  • fatigue;
  • overtraining syndrome;
  • cortisol;
  • recovery

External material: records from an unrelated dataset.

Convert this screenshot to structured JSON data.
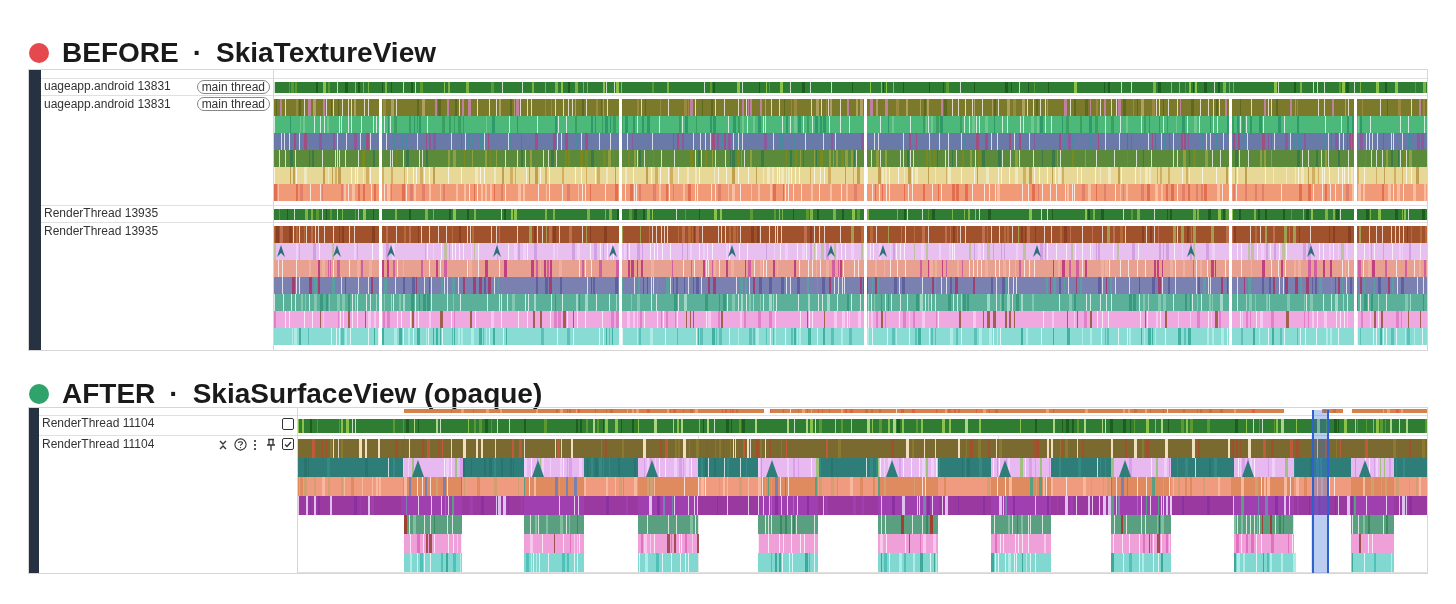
{
  "panels": [
    {
      "heading": "BEFORE",
      "separator": "·",
      "subject": "SkiaTextureView",
      "color": "#e5484d",
      "tracks": [
        {
          "kind": "summary",
          "name": "uageapp.android 13831",
          "tag": "main thread"
        },
        {
          "kind": "slices",
          "name": "uageapp.android 13831",
          "tag": "main thread"
        },
        {
          "kind": "summary",
          "name": "RenderThread 13935"
        },
        {
          "kind": "slices",
          "name": "RenderThread 13935"
        }
      ]
    },
    {
      "heading": "AFTER",
      "separator": "·",
      "subject": "SkiaSurfaceView (opaque)",
      "color": "#2fa36b",
      "tracks": [
        {
          "kind": "summary",
          "name": "RenderThread 11104",
          "checked": false,
          "hovered": false
        },
        {
          "kind": "slices",
          "name": "RenderThread 11104",
          "checked": true,
          "hovered": true
        }
      ]
    }
  ]
}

The objective of this paper is to measure the clinical course (months) in young athletes with persistent fatigue and to identify any covariates affecting the duration of recovery. This was a prospective longitudinal study of 68 athletes; 87% were elite (42 males, 26 females), aged 20.5±3.74 years (SD), who presented with the symptom of persistent fatigue. The collective duration to full clinical recovery was estimated using Kaplan–Meier product–limit curves, and covariates associated with prolonging recovery were identified from Cox proportional hazard models. The median recovery was 5 months (range 1–60 months). The range of presenting symptom duration was 0.5–36 months. The covariates identified were an increased duration of presenting symptoms [hazard ratio (HR), 1.06; 95% confidence interval (CI), 1.02–1.12; P=0.005] and the response of serum cortisol concentration to a standard exercise challenge (HR, 1.92; 95% CI, 1.09–3.38; P=0.03). Delay in recovery was not associated with categories of fatigue that included medical, training-related diagnoses, or other causes. In conclusion, the fatigued athlete represents a significant clinical problem with a median recovery of 5 months, whose collective clinical course to recovery can be estimated by Kaplan–Meier curves and appears to be a continuum.